You may think Short Sales were created in response to the housing market meltdown in 2007, but they have been around for years. They have not been widely used in the past for two reasons:
- Until just recently, the lender could seek a deficiency judgment against the borrower for the amount of the loss. Laws vary from State to State, but the lender was able to garnish wages, engage a collection agency to collect the debt, or seek other legal relief.
- The lender can elect to forgive all or a portion of the mortgage balance. However, until 2007, the amount forgiven became taxable income. The lender simply issued an IRS Form 1099 to the borrower. The tax implications were dramatic. If the lender forgave $100,000 and issued an IRS Form 1099 to the borrower for the same amount, the borrower potentially wound up owing the IRS tens of thousands of dollars depending on their tax rate.
The Mortgage Forgiveness Debt Relief Act was a major piece of legislation passed by Congress and signed into law by President George W. Bush. The Act offered relief to homeowners, who, after a Short Sale, owed taxes on the forgiven mortgage debt. This relief is great news! Most homeowners no longer have to pay taxes on that forgiven debt. The Act applied to debts forgiven between 2007 and 2009, but was extended through 2012 by the Economic Stabilization Act of 2008.
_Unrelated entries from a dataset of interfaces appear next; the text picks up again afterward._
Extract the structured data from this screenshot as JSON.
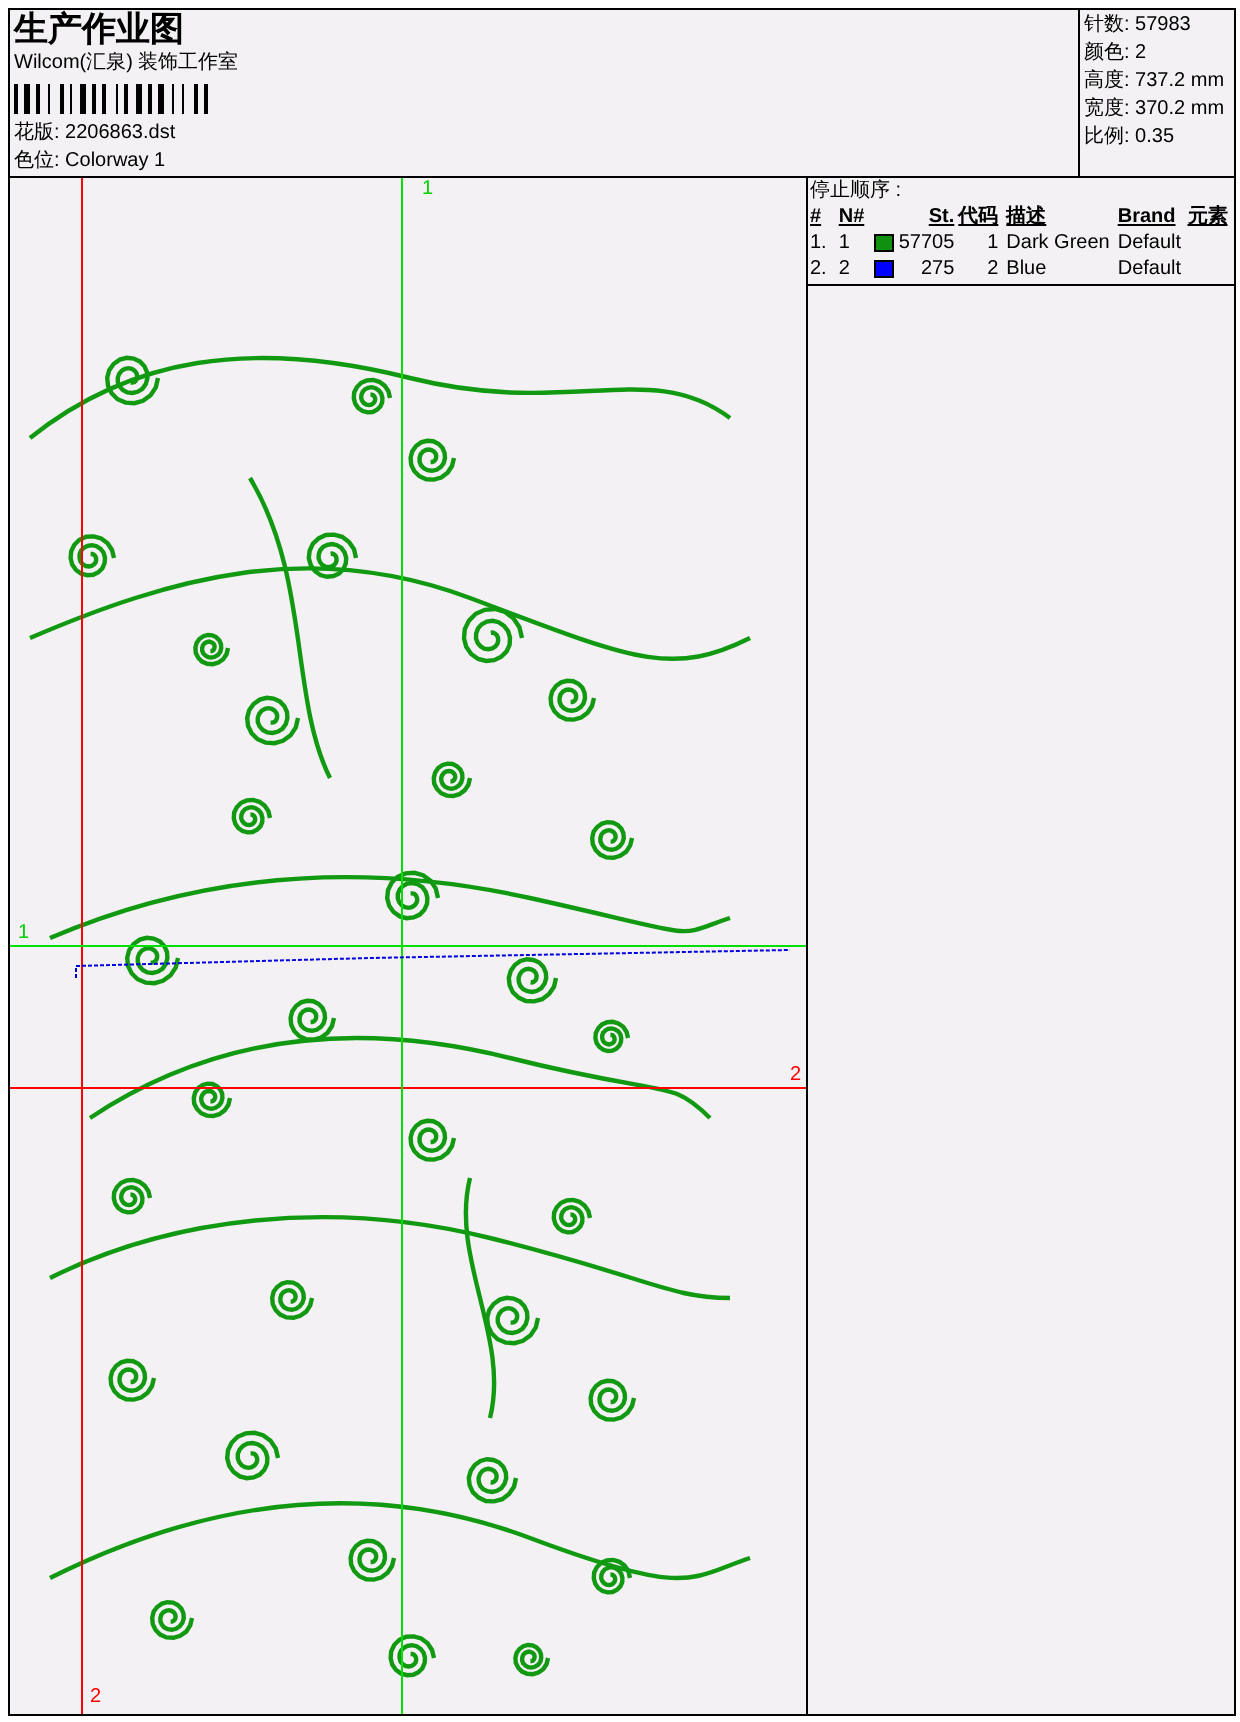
{
  "title": "生产作业图",
  "company": "Wilcom(汇泉) 装饰工作室",
  "design_file": {
    "label": "花版:",
    "value": "2206863.dst"
  },
  "colorway": {
    "label": "色位:",
    "value": "Colorway 1"
  },
  "stats": [
    {
      "label": "针数:",
      "value": "57983"
    },
    {
      "label": "颜色:",
      "value": "2"
    },
    {
      "label": "高度:",
      "value": "737.2 mm"
    },
    {
      "label": "宽度:",
      "value": "370.2 mm"
    },
    {
      "label": "比例:",
      "value": "0.35"
    }
  ],
  "stop_sequence": {
    "title": "停止顺序 :",
    "columns": [
      "#",
      "N#",
      "St.",
      "代码",
      "描述",
      "Brand",
      "元素"
    ],
    "rows": [
      {
        "index": "1.",
        "number": "1",
        "color": "#109010",
        "stitches": "57705",
        "code": "1",
        "description": "Dark Green",
        "brand": "Default"
      },
      {
        "index": "2.",
        "number": "2",
        "color": "#0000ff",
        "stitches": "275",
        "code": "2",
        "description": "Blue",
        "brand": "Default"
      }
    ]
  },
  "guides": [
    {
      "kind": "green",
      "label": "1"
    },
    {
      "kind": "green",
      "label": "1"
    },
    {
      "kind": "red",
      "label": "2"
    },
    {
      "kind": "red",
      "label": "2"
    }
  ]
}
The Home Affordable Foreclosure Alternatives (HAFA) Program that went into effect April 5, 2010 is a huge step forward in improving the Short Sale process. It requires borrowers to be fully released from future liability for their first mortgage debt, and, if a second lender receives an incentive under HAFA, that debt as well. Lenders cannot ask for cash contributions or promissory notes from borrowers, and deficiency judgments are not allowed. It also places timelines on the lenders to approve or deny Short Sale packages.
Why are these three pieces of legislation important? They changed the Short Sale from a tool that was not widely used in the past to one we feel offers the best solution to distressed homeowners, lenders, purchasers, the neighborhoods where these homes are located, and the housing market in general.
With the economic downturn that began in 2008, many homeowners lost their jobs. Others are going through a divorce or have had a spouse pass away. Losing that income makes it very difficult, if not impossible, to keep up with mortgage payments.
Most of the individuals or families we consult with would rather lose anything but their home. They often stop paying credit card bills or even car notes in an effort to keep their home. Eventually though, they just can't keep up with the mortgage. That's where we can help with a Short Sale. Sadly, 80% of Americans facing foreclosure have never picked up the phone and talked with their lender or a real estate professional.
Watch for Part 2 in the series where we will begin to explore The Anatomy of a Short Sale
Excerpt from The Field Guide to Short Sales. Copyright © 2010 by Tom & Gina Branch.